With its creative mix of grandiose curb appeal, opulent living space and over-the-top grounds, this historic Neoclassical-style estate in the prestigious Presidio Heights neighborhood is indeed a one-of-a-kind property … albeit with a fascinating, if not storied, past that begins with its origins as a brick and sandstone replica of the Le Petit Trianon at the Palace of Versailles.
Originally designed by famed society architect Franklin S. Van Trees and built in the early 1900s for prominent Bay Area family Marcus and Corinne (Cora) Koshland — him an heir to a wool company, and her a founder of the San Francisco Symphony Association and one of the first directors of the San Francisco Opera Company — Le Petit Trianon (also known as the “Koshland House”) was inspired by the couple’s visit to France during a European vacation and modeled after the original world-renowned building at the Versailles Palace in France constructed from 1763-1768 by King Louis XV.
“One of things that makes this home so unique is its extraordinary history,” says listing agent Joel Goodrich, director of the estates Division for Coldwell Banker Global Luxury. “When it was first built for a prominent San Francisco family in 1904, they had 500 hand-delivered invitations sent to San Francisco society for a Marie Antoinette-style ball.”

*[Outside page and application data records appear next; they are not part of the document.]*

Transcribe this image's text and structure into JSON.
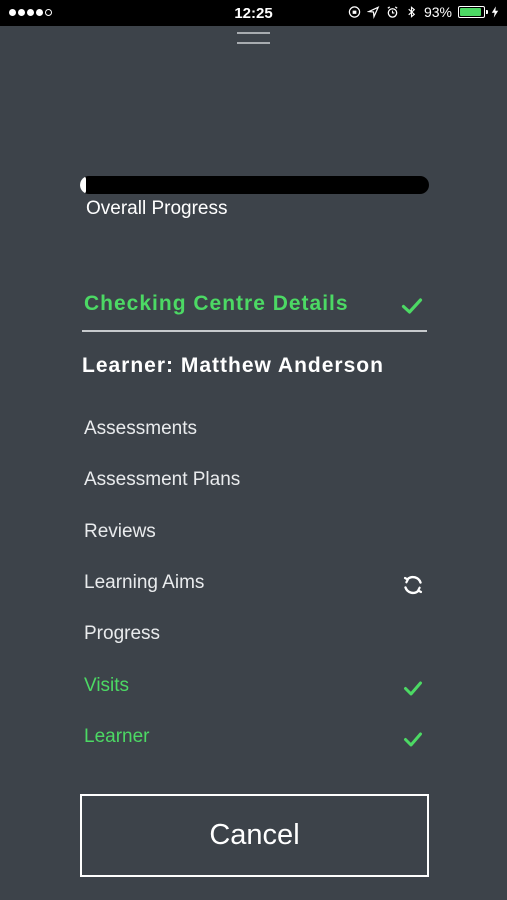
{
  "status_bar": {
    "time": "12:25",
    "battery_percent": "93%",
    "battery_level": 0.93,
    "signal_bars_filled": 4,
    "signal_bars_total": 5
  },
  "progress": {
    "label": "Overall Progress",
    "value": 0.01
  },
  "section": {
    "title": "Checking Centre Details",
    "status_icon": "check-icon"
  },
  "learner": {
    "title": "Learner: Matthew Anderson"
  },
  "items": [
    {
      "label": "Assessments",
      "status": "pending"
    },
    {
      "label": "Assessment Plans",
      "status": "pending"
    },
    {
      "label": "Reviews",
      "status": "pending"
    },
    {
      "label": "Learning Aims",
      "status": "loading"
    },
    {
      "label": "Progress",
      "status": "pending"
    },
    {
      "label": "Visits",
      "status": "done"
    },
    {
      "label": "Learner",
      "status": "done"
    }
  ],
  "cancel_label": "Cancel",
  "colors": {
    "background": "#3d434a",
    "accent_green": "#4cd964",
    "progress_track": "#000000",
    "text": "#ffffff"
  }
}
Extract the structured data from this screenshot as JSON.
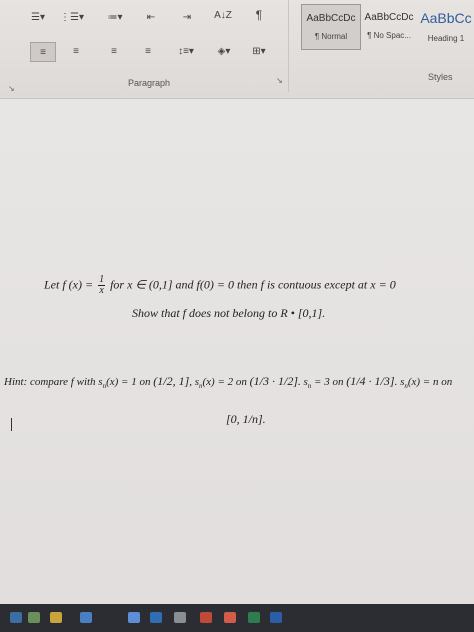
{
  "ribbon": {
    "paragraph_label": "Paragraph",
    "styles_label": "Styles",
    "sort_glyph": "A↓Z",
    "pilcrow_glyph": "¶",
    "styles": [
      {
        "sample": "AaBbCcDc",
        "name": "¶ Normal"
      },
      {
        "sample": "AaBbCcDc",
        "name": "¶ No Spac..."
      },
      {
        "sample": "AaBbCc",
        "name": "Heading 1"
      }
    ]
  },
  "document": {
    "line1_a": "Let f (x) =",
    "frac_num": "1",
    "frac_den": "x",
    "line1_b": "for x ∈ (0,1] and f(0) = 0 then f is contuous except at x = 0",
    "line2": "Show that f does not belong to R • [0,1].",
    "hint_a": "Hint: compare f with s",
    "hint_sub": "n",
    "hint_b": "(x) = 1 on",
    "int1": "(1/2, 1]",
    "hint_c": ", s",
    "hint_d": "(x) = 2  on",
    "int2": "(1/3 · 1/2]",
    "hint_e": ". s",
    "hint_f": "= 3 on",
    "int3": "(1/4 · 1/3]",
    "hint_g": ". s",
    "hint_h": "(x) = n on",
    "int4": "[0, 1/n]."
  },
  "colors": {
    "heading_blue": "#2f5f9a",
    "page": "#e6e4e3",
    "taskbar": "#2b2d32"
  }
}
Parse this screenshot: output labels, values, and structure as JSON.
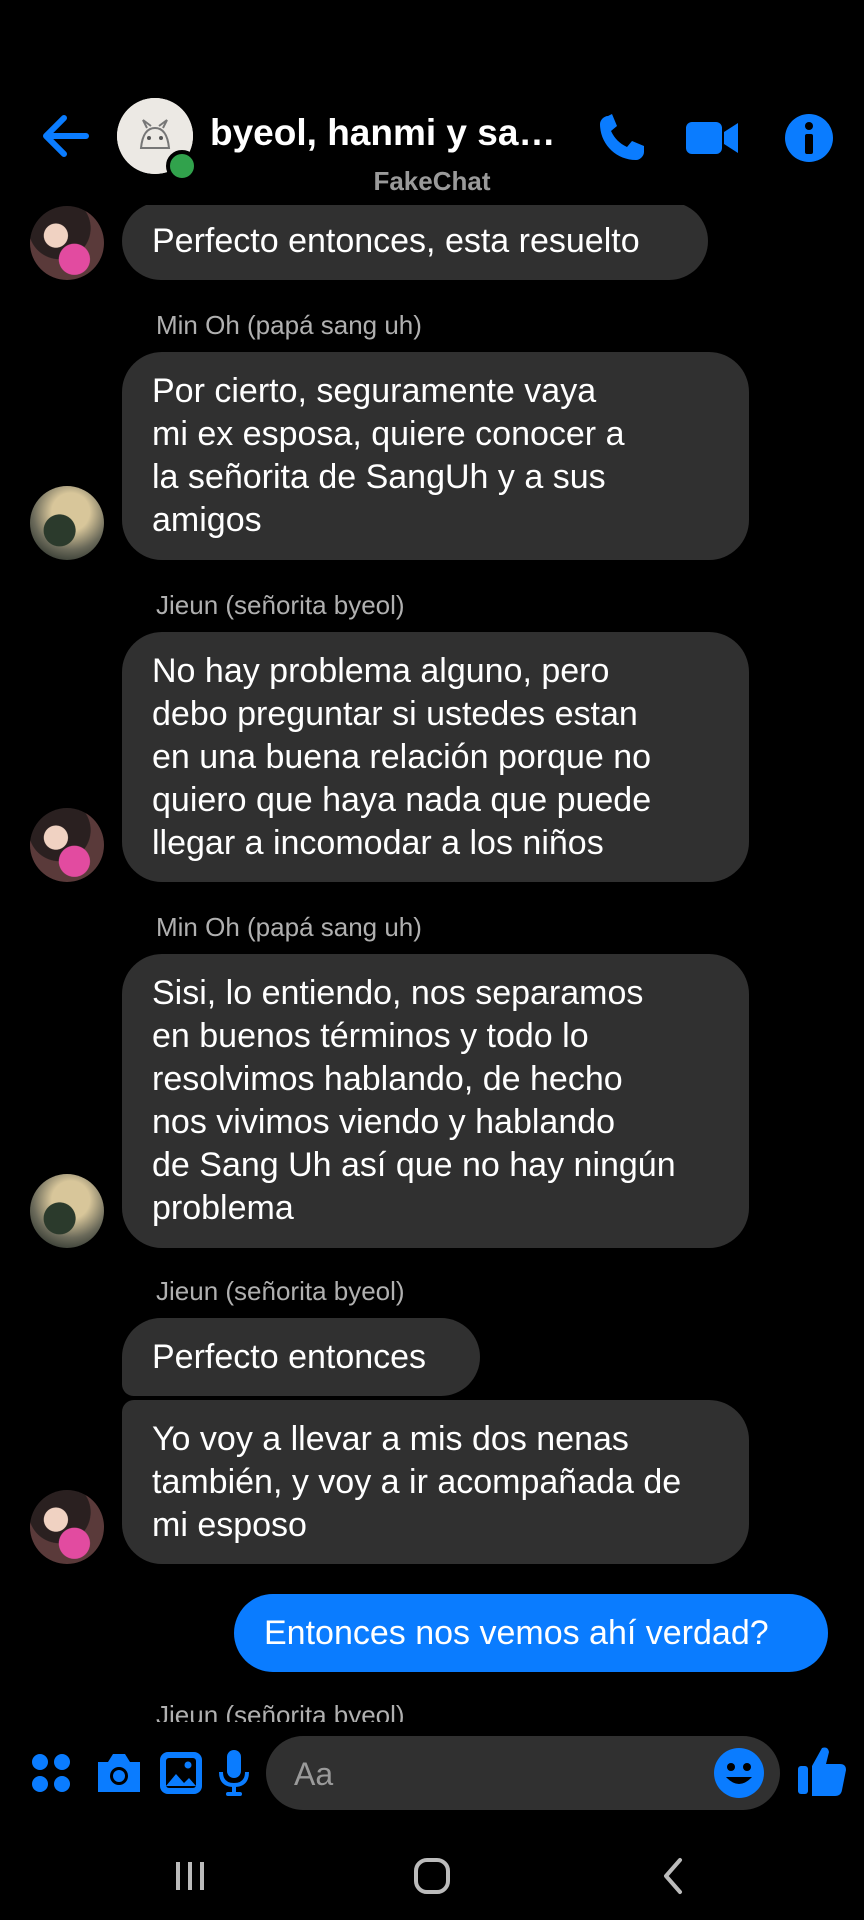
{
  "header": {
    "title": "byeol, hanmi y san...",
    "watermark": "FakeChat",
    "colors": {
      "accent": "#0a7cff",
      "online": "#31a24c"
    },
    "icons": [
      "back-arrow-icon",
      "phone-icon",
      "video-icon",
      "info-icon"
    ]
  },
  "messages": [
    {
      "id": "m1",
      "text": "Perfecto entonces, esta resuelto"
    },
    {
      "id": "s1",
      "sender": "Min Oh (papá sang uh)"
    },
    {
      "id": "m2",
      "text": "Por cierto, seguramente vaya\nmi ex esposa, quiere conocer a\nla señorita de SangUh y a sus\namigos"
    },
    {
      "id": "s2",
      "sender": "Jieun (señorita byeol)"
    },
    {
      "id": "m3",
      "text": "No hay problema alguno, pero\ndebo preguntar si ustedes estan\nen una buena relación porque no\nquiero que haya nada que puede\nllegar a incomodar a los niños"
    },
    {
      "id": "s3",
      "sender": "Min Oh (papá sang uh)"
    },
    {
      "id": "m4",
      "text": "Sisi, lo entiendo, nos separamos\nen buenos términos y todo lo\nresolvimos hablando, de hecho\nnos vivimos viendo y hablando\nde Sang Uh así que no hay ningún\nproblema"
    },
    {
      "id": "s4",
      "sender": "Jieun (señorita byeol)"
    },
    {
      "id": "m5",
      "text": "Perfecto entonces"
    },
    {
      "id": "m6",
      "text": "Yo voy a llevar a mis dos nenas\ntambién, y voy a ir acompañada de\nmi esposo"
    },
    {
      "id": "m7",
      "text": "Entonces nos vemos ahí verdad?",
      "mine": true
    },
    {
      "id": "s5",
      "sender": "Jieun (señorita byeol)"
    }
  ],
  "composer": {
    "placeholder": "Aa",
    "icons": [
      "apps-icon",
      "camera-icon",
      "gallery-icon",
      "microphone-icon",
      "emoji-icon",
      "like-icon"
    ]
  },
  "navbar": {
    "icons": [
      "recent-apps-icon",
      "home-icon",
      "back-icon"
    ]
  }
}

From its start to its current pristine state, however, things started to go a little sideways for the property, beginning with damage to the façade that occurred during the city’s 1906 earthquake and fire. It survived the disaster, with the exterior restored, and was purchased by financier Walter E. Buck in 1955 for $100,000. It was sold to attorney Paul Renne in 1977 for $525,000, and then the house changed hands again before being sold to Charles Pankow and his wife, Heide Betz, in 1982.
Several years later, it was purchased for $18 million by CNET co-founder Halsey Minor, who recruited top designer Michael Smith for an expensive renovation before ultimately abandoning the house, leaving it in ruins following the financial crisis. Then, in 2015, there was a stint by a squatter — “self-described artist and nomad” Jeremiah Kaylor — who was later arrested and served five months in prison.
All of this was followed by the estate’s most recent purchase by venture capitalist and current owner Ron Jankov, who bought it for $12 million in a trustee sale in 2016 and then set out on a three-year, multimillion-dollar renovation before listing it for $30 million in 2019. Reportedly, Jankov never moved into the property. Along the way, it was named to the National Register of Historic Places; hosted some of San Francisco’s most important social, cultural, artistic and philanthropic events; and served as the site of the San Francisco Decorator Showcase on two separate occasions.
Found on a sprawling parcel of land at the corner of Washington and Maple streets, the breathtaking estate welcomes via a seemingly endless façade showcased by four two-story high Corinthian columns and sweeping, curved double marble Palladian-style staircases punctuated by frosted glass lamp posts flanked by greenery, and crowned by classical acanthus leaf details and balustrades.
Once inside, almost 18,000 square feet of lavish living space is introduced via a circular entry sporting patterned marble flooring, a domed ceiling, slab marble walls, columns and French doors overlooking interior gardens. Among the main-level highlights: a three-story marble atrium boasting a grand marble staircase, solid marble Doric columns and a stained-glass skylight; a massive Moroccan-style formal dining room/family room with barrel-vaulted beamed ceilings, a tiled fireplace and carved Atlantean figures; gourmet kitchen with Calcutta marble countertops and high-end appliances; and library adorned with a carved marble and wood fireplace.
Heading to the dwelling’s two upper levels, one finds a wealth of bedrooms — including a guest suite occupying an entire wing, replete with a wet bar/kitchenette featuring banquette seating and marble countertops, spa-like bath with soaking tub and den/dining room with terrazzo tile flooring. Also on this floor is a family room/library adorned with the original beamed ceiling, wainscoting, a marble fireplace and lovely views of the bay.
The lower level, meanwhile, holds the original Hall of Mirrors-inspired, Versailles-style ballroom that has since been transformed into a chic modern nightclub — consisting of a raised stage, Calcutta Viola marble-clad bar with inset lighting and trio of refrigerators. There’s also a catering kitchen equipped with top-tier appliances, as well as a spacious butler’s pantry with a duo of wine fridges.
Topping it all off? Expansive resort-like grounds designed in a classic French style with winding parterres, lush greenery and formal garden bedecked with modern sculpture. Lastly, a cobblestone driveway with parking for up to eight cars and a two-car garage round out this special home’s appeal.
“This is San Francisco’s architectural crown jewel — timeless, elegant and unforgettable,” says Goodrich. “It’s truly one of the world’s most extraordinary private residences.”